Communication Org Culture

Successfully managing conflict in the workplace

Recent experience completing conflict resolution work for a long-standing client brought to mind that I ought to write something about how this gets started, continues and ultimately gets resolved.
Managing Conflict

It is my belief that with the exception of a small percentage of our race, we humans are largely well intended. And, if we truly understood one another fully, conflict would be rare. So, what gets in the way?

Well, first, we don’t listen well to one another. Hard to understand each other without it. We don’t listen because we are busy thinking about what we are going to say in response. So, the message is, I’m not really interested in what is true for you, but I do want you to know what is true for me.

Second, we fail to acknowledge what is being said to us as true for the person saying it. So, the communicator never feels understood. As frustration mounts, we each communicate less (“why say anything if they aren’t listening?”). We then fall into a pattern of communicating to others our frustration with the person we should be communicating with, which in turn leads to further reluctance to communicate (feeling guilty about not being truthful), and the relationship heads into a downward spiral.

It is bad enough in a marriage, parent-child relationship, etc. when we are in relationship 24-7. Now take that behavior into the workplace, into a work team, and the gaps become extreme. They can be debilitating for a team and thus leadership of an organization.

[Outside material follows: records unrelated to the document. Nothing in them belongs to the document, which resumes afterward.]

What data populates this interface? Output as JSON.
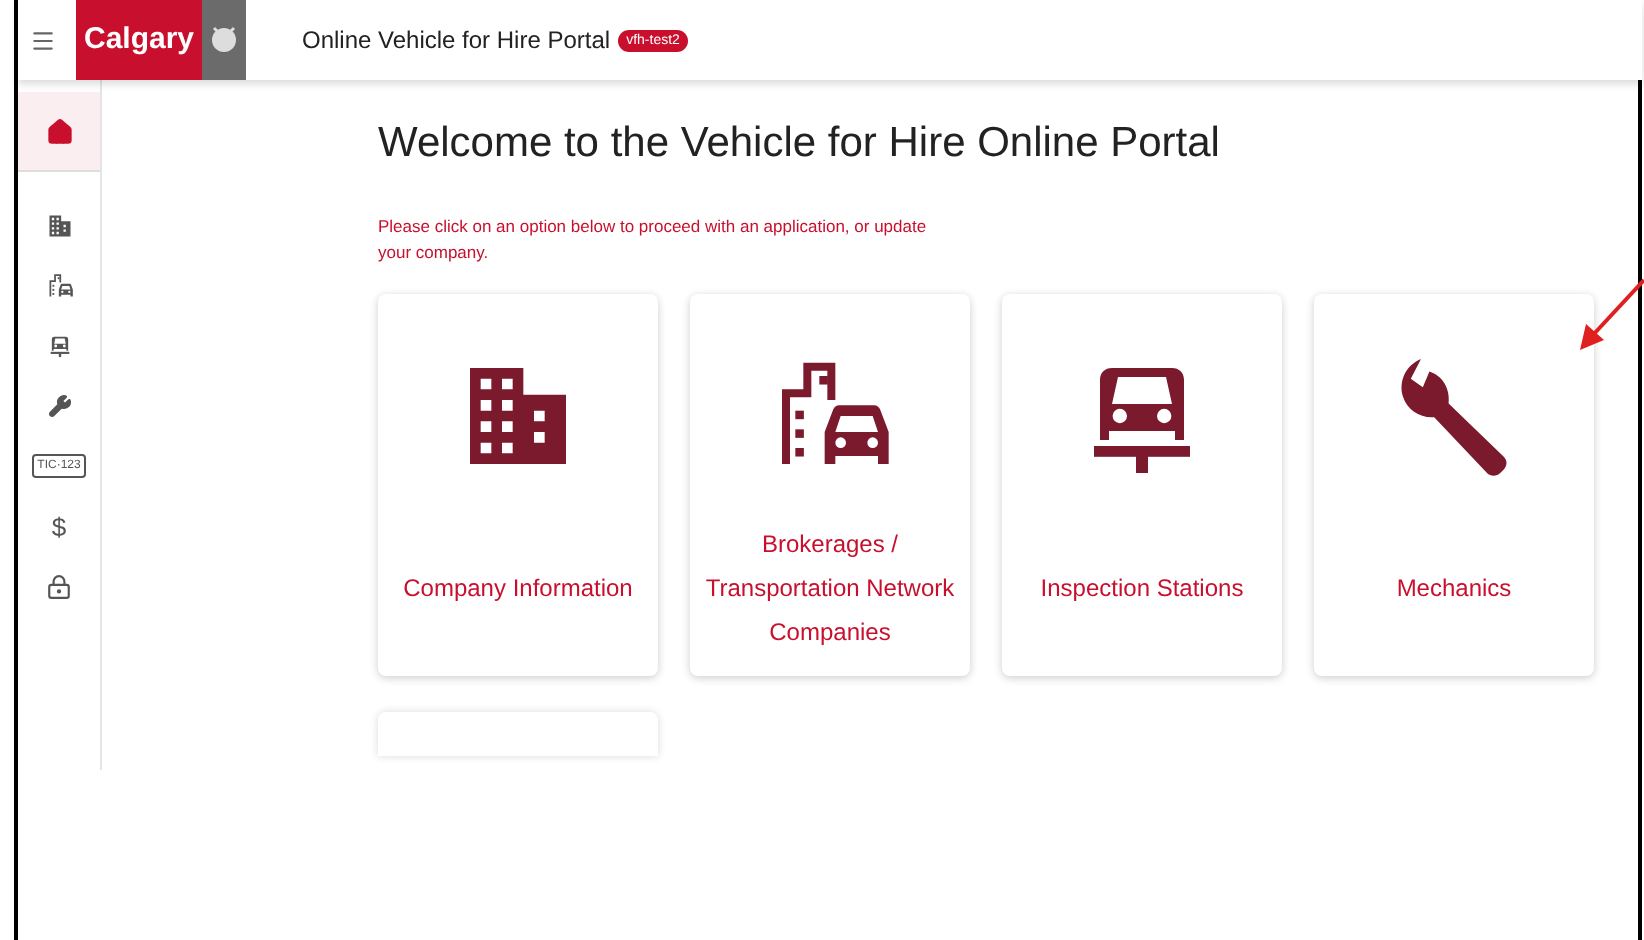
{
  "header": {
    "brand": "Calgary",
    "title": "Online Vehicle for Hire Portal",
    "badge": "vfh-test2"
  },
  "sidebar": {
    "items": [
      {
        "kind": "home",
        "selected": true
      },
      {
        "kind": "building",
        "selected": false
      },
      {
        "kind": "building-car",
        "selected": false
      },
      {
        "kind": "lift",
        "selected": false
      },
      {
        "kind": "wrench",
        "selected": false
      },
      {
        "kind": "plate",
        "selected": false,
        "text": "TIC·123"
      },
      {
        "kind": "dollar",
        "selected": false,
        "text": "$"
      },
      {
        "kind": "lock",
        "selected": false
      }
    ]
  },
  "main": {
    "heading": "Welcome to the Vehicle for Hire Online Portal",
    "intro": "Please click on an option below to proceed with an application, or update your company.",
    "cards": [
      {
        "kind": "building",
        "label": "Company Information"
      },
      {
        "kind": "building-car",
        "label": "Brokerages / Transportation Network Companies"
      },
      {
        "kind": "lift",
        "label": "Inspection Stations"
      },
      {
        "kind": "wrench",
        "label": "Mechanics"
      },
      {
        "kind": "partial"
      }
    ]
  }
}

Conflict in and of itself is not a bad thing. There is positive and negative conflict. Positive conflict involves an open and honest exchange of differing ideas communicated with passion. Effective teams do this on an ongoing basis with no punches pulled. Negative conflict follows the pattern of covert disagreement, issues not raised or resolved.

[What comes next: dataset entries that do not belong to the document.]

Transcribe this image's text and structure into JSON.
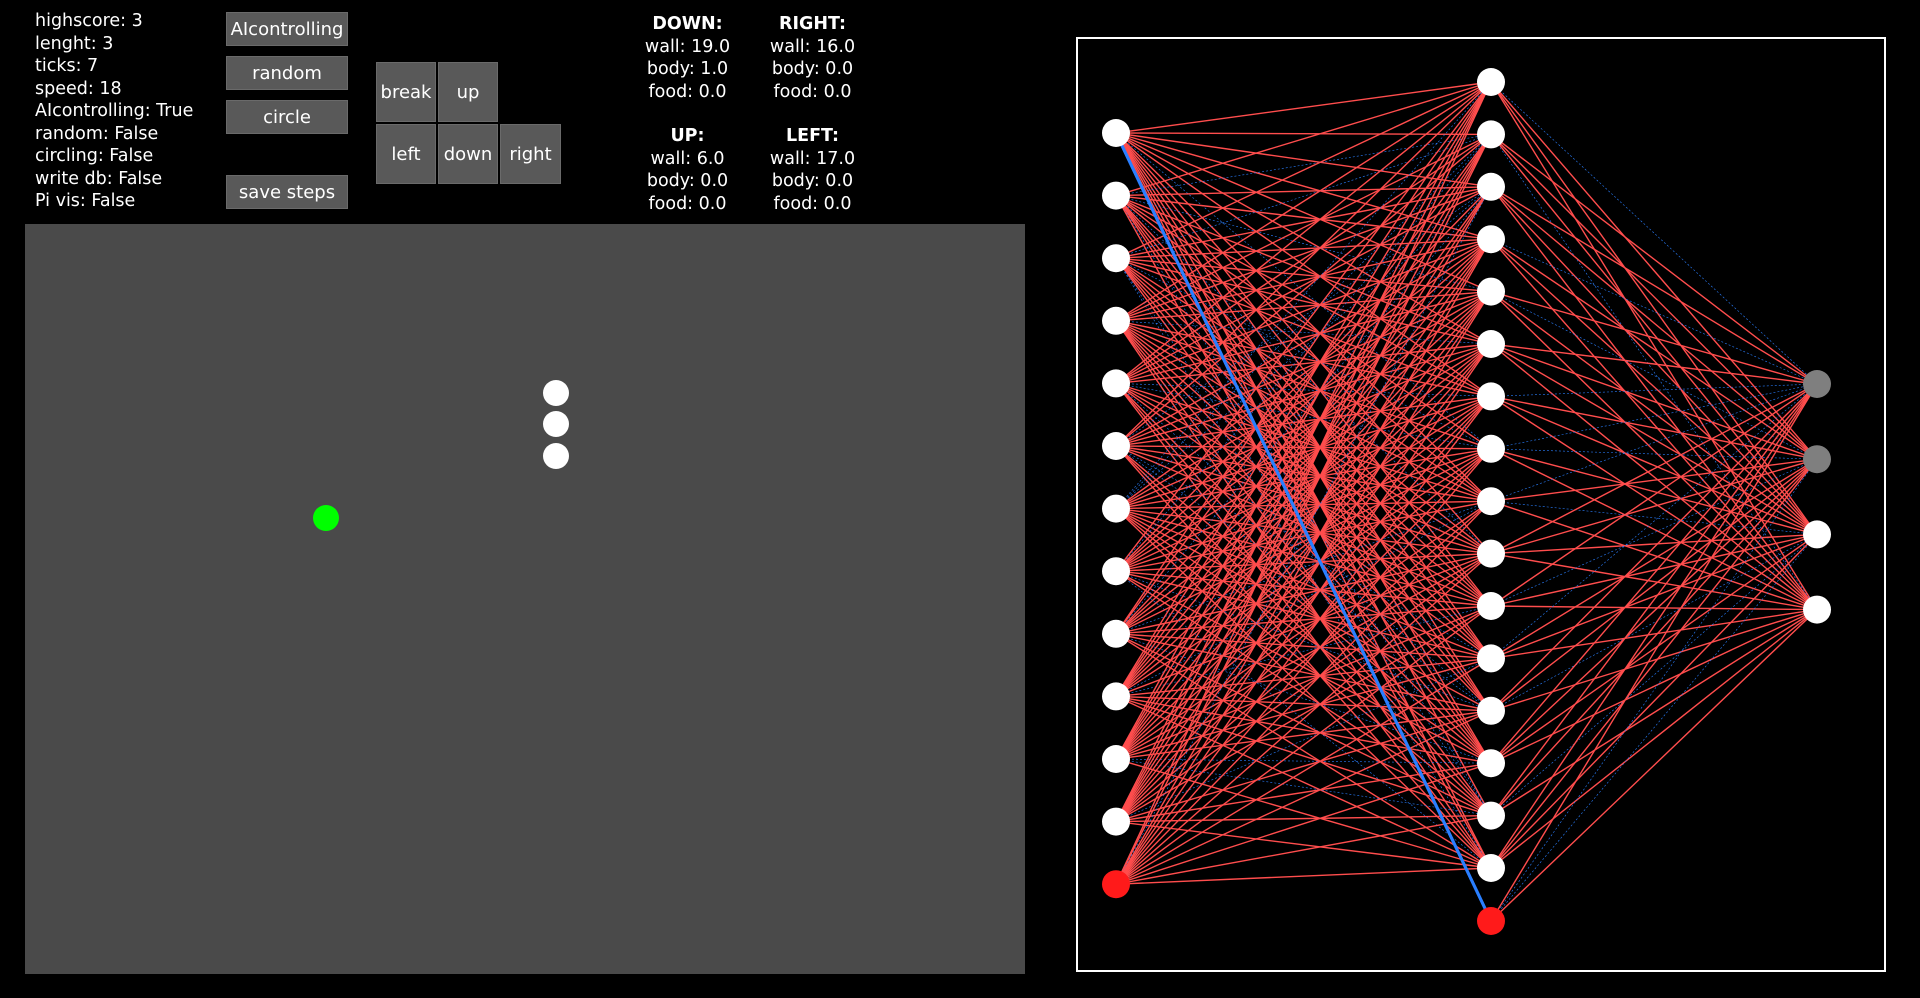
{
  "stats": [
    "highscore: 3",
    "lenght: 3",
    "ticks: 7",
    "speed: 18",
    "AIcontrolling: True",
    "random: False",
    "circling: False",
    "write db: False",
    "Pi vis: False"
  ],
  "buttons": {
    "aicontrolling": "AIcontrolling",
    "random": "random",
    "circle": "circle",
    "save_steps": "save steps",
    "break": "break",
    "up": "up",
    "left": "left",
    "down": "down",
    "right": "right"
  },
  "sensors": {
    "down": {
      "title": "DOWN:",
      "wall": "wall: 19.0",
      "body": "body: 1.0",
      "food": "food: 0.0"
    },
    "right": {
      "title": "RIGHT:",
      "wall": "wall: 16.0",
      "body": "body: 0.0",
      "food": "food: 0.0"
    },
    "up": {
      "title": "UP:",
      "wall": "wall: 6.0",
      "body": "body: 0.0",
      "food": "food: 0.0"
    },
    "left": {
      "title": "LEFT:",
      "wall": "wall: 17.0",
      "body": "body: 0.0",
      "food": "food: 0.0"
    }
  },
  "colors": {
    "board": "#4a4a4a",
    "snake": "#ffffff",
    "food": "#00ff00",
    "neuron": "#ffffff",
    "bias_neuron": "#ff1a1a",
    "inactive_output": "#7f7f7f",
    "positive_weight": "#ff4d4d",
    "negative_weight": "#2a7fff"
  },
  "network": {
    "layers": [
      13,
      17,
      4
    ],
    "bias_in_layer": [
      true,
      true,
      false
    ],
    "output_active": [
      false,
      false,
      true,
      true
    ]
  }
}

The cure is simple, but requires courage. We feel guilty about not having said what we should have before and having instead complained to others. Broken relationships, however, can be repaired in a matter of hours. Employing a skilled facilitator to enforce the rules oftentimes helps. In the end, you discover mutual purpose and intention. New energy is brought to the relationship and the team. And, each party learns from the process, hopefully, to become less inclined to withhold truths in the future.

Conflict resolution is an essential skill for any team or ongoing working relationship. It overcomes those tendencies we have which don’t serve us well. Want to know more about the rules of resolution? Send me an e-mail, and I will forward you a tool we use within our team and with our clients.

Bill Dann